DIRECTIONS
Write out every line below that contains "this".

BEGIN DATA SUPPLIED

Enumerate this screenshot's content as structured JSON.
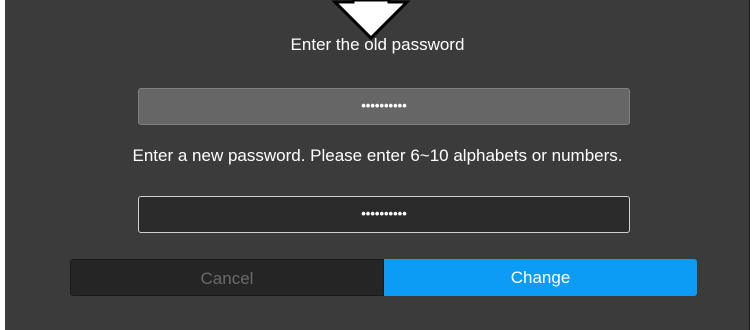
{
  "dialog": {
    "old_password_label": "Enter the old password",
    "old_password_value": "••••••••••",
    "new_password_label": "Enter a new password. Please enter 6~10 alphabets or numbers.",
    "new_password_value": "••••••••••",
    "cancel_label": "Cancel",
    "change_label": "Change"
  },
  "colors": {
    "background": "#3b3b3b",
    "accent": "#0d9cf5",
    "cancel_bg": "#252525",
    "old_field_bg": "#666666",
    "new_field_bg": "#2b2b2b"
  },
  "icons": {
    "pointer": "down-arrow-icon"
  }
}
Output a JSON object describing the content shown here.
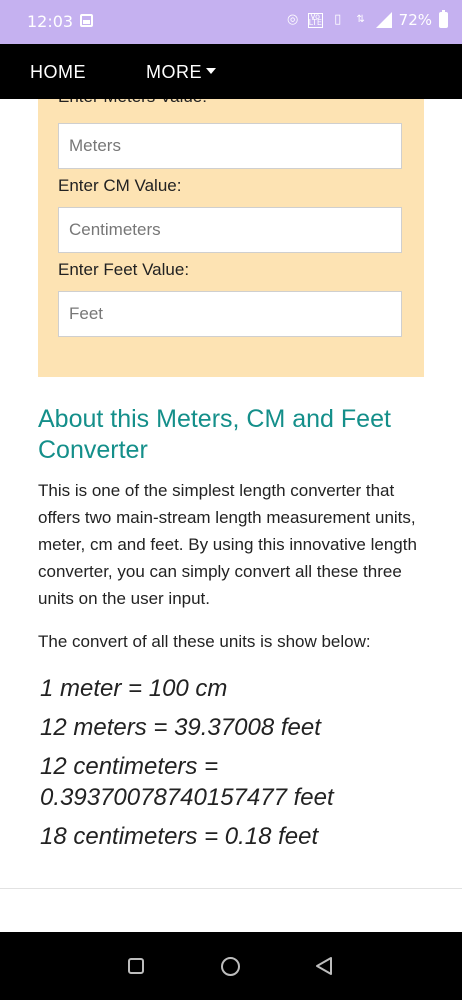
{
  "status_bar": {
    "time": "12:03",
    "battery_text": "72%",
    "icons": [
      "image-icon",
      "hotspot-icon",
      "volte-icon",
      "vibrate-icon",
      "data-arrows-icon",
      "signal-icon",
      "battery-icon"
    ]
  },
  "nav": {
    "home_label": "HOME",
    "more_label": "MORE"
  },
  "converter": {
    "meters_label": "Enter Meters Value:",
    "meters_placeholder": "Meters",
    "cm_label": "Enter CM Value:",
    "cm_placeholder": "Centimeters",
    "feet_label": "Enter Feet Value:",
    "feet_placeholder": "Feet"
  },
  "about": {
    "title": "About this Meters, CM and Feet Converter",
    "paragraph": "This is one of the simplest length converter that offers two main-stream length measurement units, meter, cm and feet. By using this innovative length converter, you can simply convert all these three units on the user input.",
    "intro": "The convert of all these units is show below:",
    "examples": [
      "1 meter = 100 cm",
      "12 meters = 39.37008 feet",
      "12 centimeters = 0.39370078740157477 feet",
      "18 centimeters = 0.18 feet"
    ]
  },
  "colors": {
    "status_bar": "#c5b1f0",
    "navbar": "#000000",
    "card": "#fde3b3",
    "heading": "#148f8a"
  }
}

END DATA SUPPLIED

YOUR RESPONSE
Enumerate this screenshot's content as structured JSON.
    "title": "About this Meters, CM and Feet Converter",
    "paragraph": "This is one of the simplest length converter that offers two main-stream length measurement units, meter, cm and feet. By using this innovative length converter, you can simply convert all these three units on the user input.",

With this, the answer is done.